Aim of the task
What you return should be the full listing, exactly as given.

BEGIN Provided data

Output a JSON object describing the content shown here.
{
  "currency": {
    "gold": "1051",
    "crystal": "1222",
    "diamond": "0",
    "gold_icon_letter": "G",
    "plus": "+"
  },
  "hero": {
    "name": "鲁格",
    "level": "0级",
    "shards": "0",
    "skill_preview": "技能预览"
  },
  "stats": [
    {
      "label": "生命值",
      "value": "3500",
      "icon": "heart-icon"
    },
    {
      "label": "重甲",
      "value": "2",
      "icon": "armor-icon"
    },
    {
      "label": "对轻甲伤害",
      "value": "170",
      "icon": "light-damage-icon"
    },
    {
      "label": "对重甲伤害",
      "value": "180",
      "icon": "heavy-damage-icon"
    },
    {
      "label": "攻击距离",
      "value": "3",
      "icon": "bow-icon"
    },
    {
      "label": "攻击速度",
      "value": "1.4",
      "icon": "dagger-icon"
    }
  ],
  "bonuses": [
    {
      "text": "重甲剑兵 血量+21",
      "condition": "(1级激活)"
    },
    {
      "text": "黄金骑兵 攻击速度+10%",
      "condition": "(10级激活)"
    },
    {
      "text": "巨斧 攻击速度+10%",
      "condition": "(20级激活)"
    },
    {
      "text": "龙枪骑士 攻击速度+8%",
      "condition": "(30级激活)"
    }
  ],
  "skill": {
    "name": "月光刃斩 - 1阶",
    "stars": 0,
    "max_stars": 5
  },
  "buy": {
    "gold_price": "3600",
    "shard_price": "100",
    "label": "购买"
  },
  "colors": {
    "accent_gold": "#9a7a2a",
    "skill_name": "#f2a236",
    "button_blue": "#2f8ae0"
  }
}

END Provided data

Reply to the exercise
Output a JSON object describing the content shown here.
{
  "currency": {
    "gold": "1051",
    "crystal": "1222",
    "diamond": "0",
    "gold_icon_letter": "G",
    "plus": "+"
  },
  "hero": {
    "name": "鲁格",
    "level": "0级",
    "shards": "0",
    "skill_preview": "技能预览"
  },
  "stats": [
    {
      "label": "生命值",
      "value": "3500",
      "icon": "heart-icon"
    },
    {
      "label": "重甲",
      "value": "2",
      "icon": "armor-icon"
    },
    {
      "label": "对轻甲伤害",
      "value": "170",
      "icon": "light-damage-icon"
    },
    {
      "label": "对重甲伤害",
      "value": "180",
      "icon": "heavy-damage-icon"
    },
    {
      "label": "攻击距离",
      "value": "3",
      "icon": "bow-icon"
    },
    {
      "label": "攻击速度",
      "value": "1.4",
      "icon": "dagger-icon"
    }
  ],
  "bonuses": [
    {
      "text": "重甲剑兵 血量+21",
      "condition": "(1级激活)"
    },
    {
      "text": "黄金骑兵 攻击速度+10%",
      "condition": "(10级激活)"
    },
    {
      "text": "巨斧 攻击速度+10%",
      "condition": "(20级激活)"
    },
    {
      "text": "龙枪骑士 攻击速度+8%",
      "condition": "(30级激活)"
    }
  ],
  "skill": {
    "name": "月光刃斩 - 1阶",
    "stars": 0,
    "max_stars": 5
  },
  "buy": {
    "gold_price": "3600",
    "shard_price": "100",
    "label": "购买"
  },
  "colors": {
    "accent_gold": "#9a7a2a",
    "skill_name": "#f2a236",
    "button_blue": "#2f8ae0"
  }
}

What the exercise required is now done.